Banner
Bookmark and Share
Build a Meal

Guruten (Gluten) Stir Fry

Tofu Shirataki Salad (Gluten free Cold Noodle Salad)

Nabe

BAM 40: Ikura Don (Salmon Roe Rice Bowl), Shitake and Green Onion Osumashi and Salad.

BAM 39: Teriyaki Chicken, Okara salad, Daikon with Chirimen jyako and Rice.

BAM 38: Shake (Salmon) Rice, Satoimo and shimeji miso shiru, hiyayakko with komatsuna and salmon skin daikon oroshi

BAM 37: Sui-gyoza 3 (3 of 3)

BAM 36: Sui-gyoza 2 (2 of 3)

BAM 35: Cabbage Salad with Sesame Dressing, Suigyoza Soup, Eggplant and Bell Pepper Miso Stir fry and Rice

Matsutake Gohan

BAM 33: Yakiniku, Kimchi, Kimchee, Soy Bean Soup and Rice

BAM 32: Wafū Pasta 3: Sansai (Mountain Vegetable) Pasta

BAM 31: Nasu no Tuskemono (Fast and Easy), Turkey Hijiki Niku Dango (Meat Ball), Negitama (Egg and green onion) Miso Soup and Rice

Cooking Perfect Stove Top Japanese Rice (Update)

BAM 30: Okonomiyaki (American-Kitchen)

BAM 29: Okonomiyaki (Buta Tama) (Easy Breezy)

BAM 28: Classic Osaka-Style Okonomiyaki (Buta tama)

BAM 27: Hiyashi Chuka

BAM 26: Southern-Japanese Build-a-Meal featuring Fried Chicken with Umeboshi Honey Dipping Sauce, Tofu Macaroni Salad and Okara Cornbread

BAM 25: Vegan Build-a-Meal Nagaimo Pancake, Lemon Daikon, Myoga and Red Potato Miso Soup and Rice.

see more >>

Ingredient in the spotlight: Mirin (Japanese cooking wine)

Friday, July 30th, 2010
A friend once asked me "what is that stuff that you can find in almost every Japanese kitchen and is essential for Japanese cooking? There's soy sauce, sake and..."

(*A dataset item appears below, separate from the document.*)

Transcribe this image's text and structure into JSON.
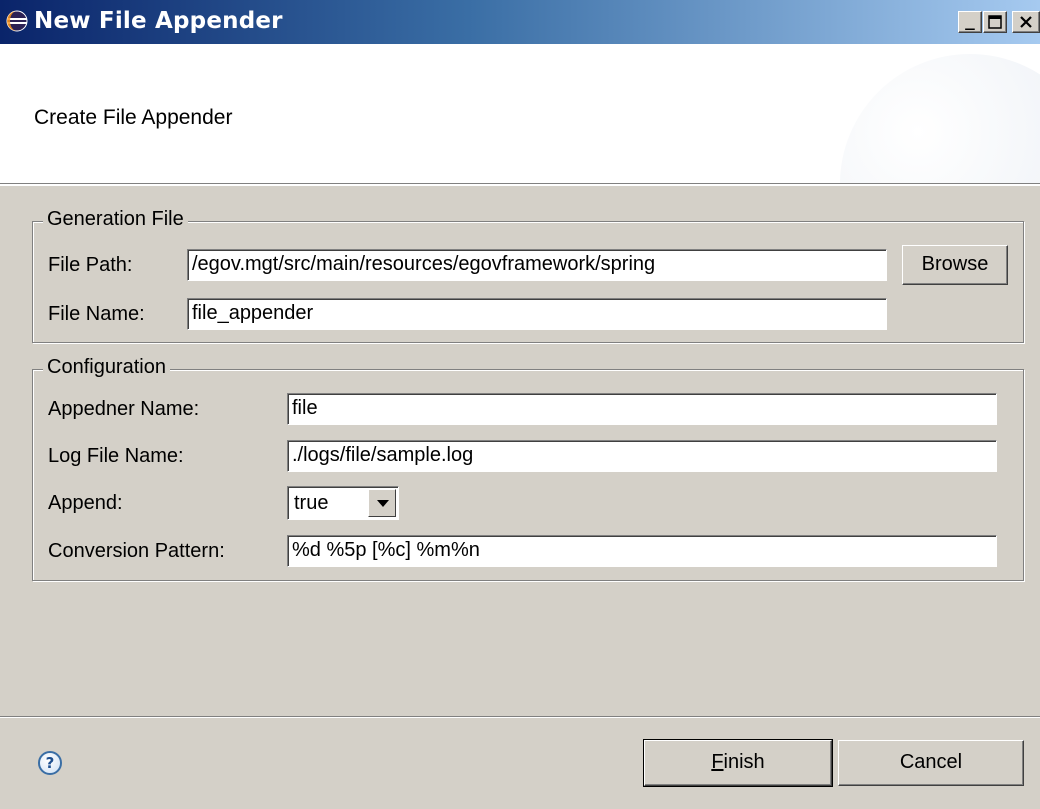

She was referring to mirin. Mirin is a sweet cooking wine that is commonly used in Japanese cooking, especially in nimono dishes (braised or stewed vegetables and meats), soups and sauces.

Mirin has a pale golden color, lighter than white wine.
Ingredient in the spotlight-Mirin

I cook a lot of Japanese food so I usually like to keep a stock of mirin, sake and soy sauce but occasionally, I'll run out. Recently, I was in dire need of mirin but I didn't want to make a special trip to the Japanese grocery store so I decided to look up a substitute online. Low and behold, there is a wonderful substitute for mirin.

Substitute the amount of mirin with the same amount of sake and add 1/3 of the amount of the sake with sugar.

This substitute works well for soups and nimono dishes but it won't create the tsuya (glossy finish) for thick sauces such as teriyaki sauces.

tags: Mirin 
Hi Umamitopia, Did you see the organic "real" mirin picture on my blog how DARK it is? http://wagashi-net.de/blog/wagashimaniac/japanische-kueche/ I have a small bottle(very small) right now. There are few different kinds of mirin, not all are "hon"(real) but I also made nice experiences with sake and sugar.
— Amatō/Wagashi Maniac, July 31st, 2010
Thanks for that information. I've never seen Mikawa Mirin before. I will definitely try to find it but it may be difficult in the United States.
— Umamitopia, July 31st, 2010
You can buy it in USA, I'm sure, look in macrobiotic food shops.I would buy a small bottle first, it is rather intense and expensive.I prefer the usual "hon" mirin for cooking. Regards, Amato
— Amato, August 2nd, 2010
Tag List
tags (categories)
Soy Sauce [25]
Dashijiru [23]
Rice [19]
Daikon [14]
Egg [14]
Vegan [13]
Sesame Seed Oil [12]
Chicken [11]
Katsuobushi [11]
Kyuri [9]
Shiso [9]
Shoga [8]
Tofu [8]
Sake [8]
Mayonnaise [8]
Miso [8]
Garlic [7]
Beef [7]
Cabbage [7]
Vegetarian [7]
Vinegar [6]
Pork [6]
Miso soup [6]
Mirin [6]
Sesame Seeds [5]
Green Onion [5]
Sugar [5]
Tomato [5]
Hakusai [5]
Umeboshi [5]

see more >>
Archives
Favorite Links

Now Reading